Philip Radford, stepping down from Greenpeace USA

23 January 2013 – Here’s a plum job for ambitious greenies everywhere, the top spot at Greenpeace USA, based in Washington, after current executive director Philip Radford said he would step down in April.

In the past five years Radford had led Greenpeace to “game-changing victories” for the forests, climate and oceans, a Greenpeace media statement said on Thursday.

These include serious inroads with major influential corporates such as Apple and Facebook to source more renewable energy, and with the massive paper corporation APP (Asia Pulp and Paper) to take action to “end deforestation”, which put pressure on consumer brands such as Mattel and Hasbro that sourced product from APP.

The APP campaign in particular was cited by the New York Times as “Activism at its Best” and “exemplified Greenpeace’s work to fight global corporations with global grassroots networks and coalitions”, a Greenpeace USA media statement said.

Other achievements included more than 20 per cent of “red list” fish taken off the shelves of supermarkets in the US, and in coal, with campaigns to “stop coal export terminals in the Pacific Northwest and working alongside communities to shut down coal plants like the Fisk and Crawford coal plants in Chicago, as well as other coal plants around the country”.

And there were structural and financial gains, as well.
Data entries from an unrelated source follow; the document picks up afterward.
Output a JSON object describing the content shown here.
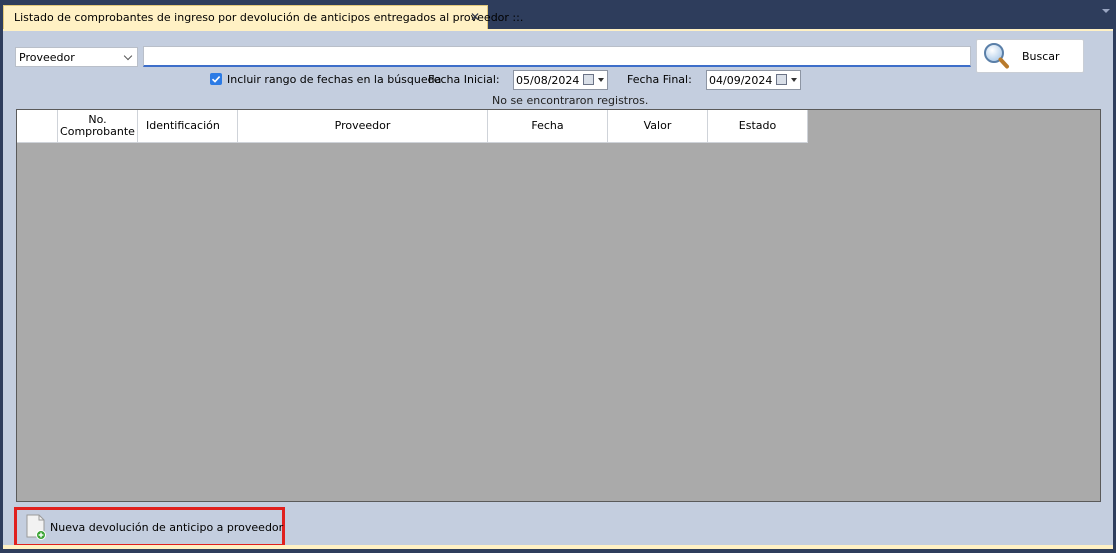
{
  "tab": {
    "title": "Listado de comprobantes de ingreso por devolución de anticipos entregados al proveedor ::.",
    "close_glyph": "✕"
  },
  "filter": {
    "field_selected": "Proveedor",
    "search_value": "",
    "search_button": "Buscar"
  },
  "date_range": {
    "checkbox_label": "Incluir rango de fechas en la búsqueda",
    "checked": true,
    "start_label": "Fecha Inicial:",
    "start_value": "05/08/2024",
    "end_label": "Fecha Final:",
    "end_value": "04/09/2024"
  },
  "status_message": "No se encontraron registros.",
  "grid": {
    "columns": [
      {
        "key": "selector",
        "label": ""
      },
      {
        "key": "no_comprobante",
        "label": "No.\nComprobante"
      },
      {
        "key": "identificacion",
        "label": "Identificación"
      },
      {
        "key": "proveedor",
        "label": "Proveedor"
      },
      {
        "key": "fecha",
        "label": "Fecha"
      },
      {
        "key": "valor",
        "label": "Valor"
      },
      {
        "key": "estado",
        "label": "Estado"
      }
    ],
    "rows": []
  },
  "actions": {
    "new_label": "Nueva devolución de anticipo a proveedor"
  },
  "colors": {
    "frame": "#2e3d5c",
    "tab_active": "#fff1c4",
    "panel": "#c4cedf",
    "grid_empty": "#aaaaaa",
    "highlight": "#e0201e",
    "accent": "#2c7be5"
  },
  "icons": {
    "tab_close": "close-icon",
    "search": "magnifier-icon",
    "checkbox": "checkmark-icon",
    "calendar": "calendar-icon",
    "new_doc": "document-add-icon"
  }
}
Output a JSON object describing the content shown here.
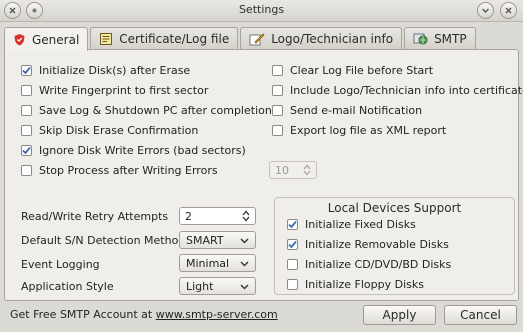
{
  "window": {
    "title": "Settings"
  },
  "tabs": [
    {
      "label": "General",
      "icon": "shield-icon"
    },
    {
      "label": "Certificate/Log file",
      "icon": "certificate-icon"
    },
    {
      "label": "Logo/Technician info",
      "icon": "pen-icon"
    },
    {
      "label": "SMTP",
      "icon": "globe-icon"
    }
  ],
  "checkboxes_left": [
    {
      "label": "Initialize Disk(s) after Erase",
      "checked": true
    },
    {
      "label": "Write Fingerprint to first sector",
      "checked": false
    },
    {
      "label": "Save Log & Shutdown PC after completion",
      "checked": false
    },
    {
      "label": "Skip Disk Erase Confirmation",
      "checked": false
    },
    {
      "label": "Ignore Disk Write Errors (bad sectors)",
      "checked": true
    },
    {
      "label": "Stop Process after Writing Errors",
      "checked": false
    }
  ],
  "checkboxes_right": [
    {
      "label": "Clear Log File before Start",
      "checked": false
    },
    {
      "label": "Include Logo/Technician info into certificate",
      "checked": false
    },
    {
      "label": "Send e-mail Notification",
      "checked": false
    },
    {
      "label": "Export log file as XML report",
      "checked": false
    }
  ],
  "stop_errors_value": "10",
  "fields": {
    "retry_label": "Read/Write Retry Attempts",
    "retry_value": "2",
    "sn_label": "Default S/N Detection Method",
    "sn_value": "SMART",
    "logging_label": "Event Logging",
    "logging_value": "Minimal",
    "style_label": "Application Style",
    "style_value": "Light"
  },
  "local_devices": {
    "title": "Local Devices Support",
    "items": [
      {
        "label": "Initialize Fixed Disks",
        "checked": true
      },
      {
        "label": "Initialize Removable Disks",
        "checked": true
      },
      {
        "label": "Initialize CD/DVD/BD Disks",
        "checked": false
      },
      {
        "label": "Initialize Floppy Disks",
        "checked": false
      }
    ]
  },
  "footer": {
    "text": "Get Free SMTP Account at ",
    "link": "www.smtp-server.com",
    "apply_label": "Apply",
    "cancel_label": "Cancel"
  },
  "colors": {
    "check": "#3b6fb6",
    "accent": "#d9342b"
  }
}
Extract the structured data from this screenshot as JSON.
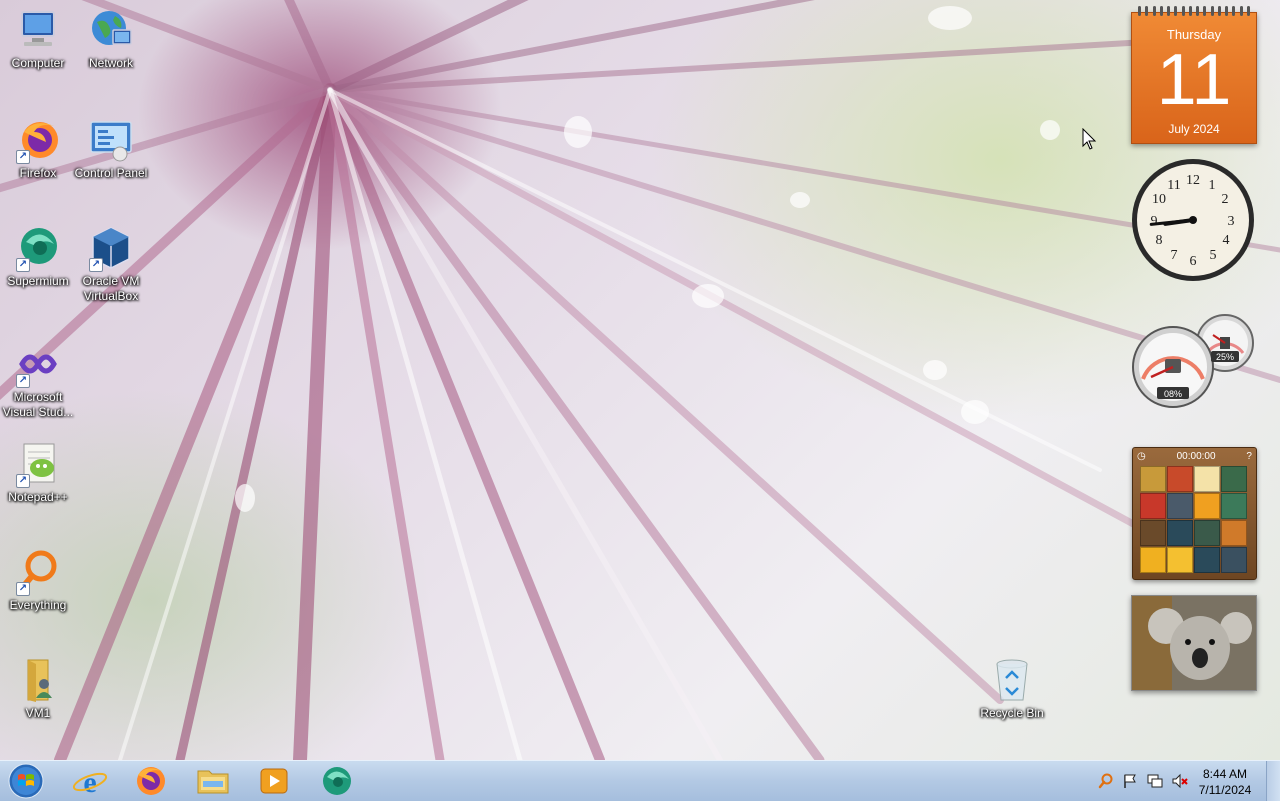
{
  "desktop_icons": [
    {
      "id": "computer",
      "label": "Computer",
      "icon": "computer-icon",
      "shortcut": false
    },
    {
      "id": "network",
      "label": "Network",
      "icon": "network-icon",
      "shortcut": false
    },
    {
      "id": "firefox",
      "label": "Firefox",
      "icon": "firefox-icon",
      "shortcut": true
    },
    {
      "id": "control-panel",
      "label": "Control Panel",
      "icon": "control-panel-icon",
      "shortcut": false
    },
    {
      "id": "supermium",
      "label": "Supermium",
      "icon": "supermium-icon",
      "shortcut": true
    },
    {
      "id": "virtualbox",
      "label": "Oracle VM VirtualBox",
      "icon": "virtualbox-icon",
      "shortcut": true
    },
    {
      "id": "visual-studio",
      "label": "Microsoft Visual Stud...",
      "icon": "visual-studio-icon",
      "shortcut": true
    },
    {
      "id": "notepadpp",
      "label": "Notepad++",
      "icon": "notepadpp-icon",
      "shortcut": true
    },
    {
      "id": "everything",
      "label": "Everything",
      "icon": "everything-search-icon",
      "shortcut": true
    },
    {
      "id": "vm1",
      "label": "VM1",
      "icon": "user-folder-icon",
      "shortcut": false
    },
    {
      "id": "recycle-bin",
      "label": "Recycle Bin",
      "icon": "recycle-bin-icon",
      "shortcut": false
    }
  ],
  "gadgets": {
    "calendar": {
      "weekday": "Thursday",
      "day": "11",
      "month_year": "July 2024"
    },
    "clock": {
      "hour": 8,
      "minute": 44
    },
    "cpu_meter": {
      "cpu_percent": "08%",
      "memory_percent": "25%"
    },
    "puzzle": {
      "timer": "00:00:00"
    }
  },
  "taskbar": {
    "pinned": [
      "windows-start-orb-icon",
      "internet-explorer-icon",
      "firefox-icon",
      "file-explorer-icon",
      "media-player-icon",
      "supermium-icon"
    ],
    "tray_icons": [
      "search-tray-icon",
      "action-center-flag-icon",
      "network-icon",
      "volume-muted-icon"
    ],
    "time": "8:44 AM",
    "date": "7/11/2024"
  },
  "colors": {
    "calendar_orange": "#e57526",
    "taskbar_blue": "#b3c9e4"
  }
}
The group grew to one million members in the US, had close to $42 million in annual income and an 80 per cent increase in net income.

Despite the failure of broad based global political agreements to combat climate change, this list of achievements attributed to Radford’s influence is encouraging for all activist organisations and makes his job a tough gig to follow.

Particularly interesting is that Bill McKibben, president and co-founder of, said that during Radford’s term Greenpeace had helped the whole environmental movement “shift back towards its roots: local, connected, tough”.

It’s the thinking that we picked up in conversation with Monica Richter, former cities campaigner with the Australian Conservation Foundation, now with the WWF, on how environmental organisations could combat the inroads made in media and public thinking by well funded climate deniers.

Mr Radford directly contributed to grass roots change with alliances and strong collaboration with progressive groups, including co-founding the Democracy Initiative.

There was no indication of what Mr Radford would take up for his next challenge.